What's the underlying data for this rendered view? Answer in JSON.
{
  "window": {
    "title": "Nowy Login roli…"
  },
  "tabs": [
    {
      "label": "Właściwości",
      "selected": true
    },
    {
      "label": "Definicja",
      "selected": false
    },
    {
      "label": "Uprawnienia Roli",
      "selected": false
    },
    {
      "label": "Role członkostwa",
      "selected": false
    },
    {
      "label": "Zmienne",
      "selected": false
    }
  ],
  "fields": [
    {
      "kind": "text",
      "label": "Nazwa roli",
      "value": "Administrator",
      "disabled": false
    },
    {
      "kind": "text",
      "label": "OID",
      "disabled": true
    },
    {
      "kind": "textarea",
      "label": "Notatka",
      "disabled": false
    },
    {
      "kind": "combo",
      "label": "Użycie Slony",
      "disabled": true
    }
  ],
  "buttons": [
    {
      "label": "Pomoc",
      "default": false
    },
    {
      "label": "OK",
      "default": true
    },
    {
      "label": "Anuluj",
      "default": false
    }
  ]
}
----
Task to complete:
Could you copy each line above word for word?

Response area:
What's the underlying data for this rendered view? Answer in JSON.
{
  "window": {
    "title": "Nowy Login roli…"
  },
  "tabs": [
    {
      "label": "Właściwości",
      "selected": true
    },
    {
      "label": "Definicja",
      "selected": false
    },
    {
      "label": "Uprawnienia Roli",
      "selected": false
    },
    {
      "label": "Role członkostwa",
      "selected": false
    },
    {
      "label": "Zmienne",
      "selected": false
    }
  ],
  "fields": [
    {
      "kind": "text",
      "label": "Nazwa roli",
      "value": "Administrator",
      "disabled": false
    },
    {
      "kind": "text",
      "label": "OID",
      "disabled": true
    },
    {
      "kind": "textarea",
      "label": "Notatka",
      "disabled": false
    },
    {
      "kind": "combo",
      "label": "Użycie Slony",
      "disabled": true
    }
  ],
  "buttons": [
    {
      "label": "Pomoc",
      "default": false
    },
    {
      "label": "OK",
      "default": true
    },
    {
      "label": "Anuluj",
      "default": false
    }
  ]
}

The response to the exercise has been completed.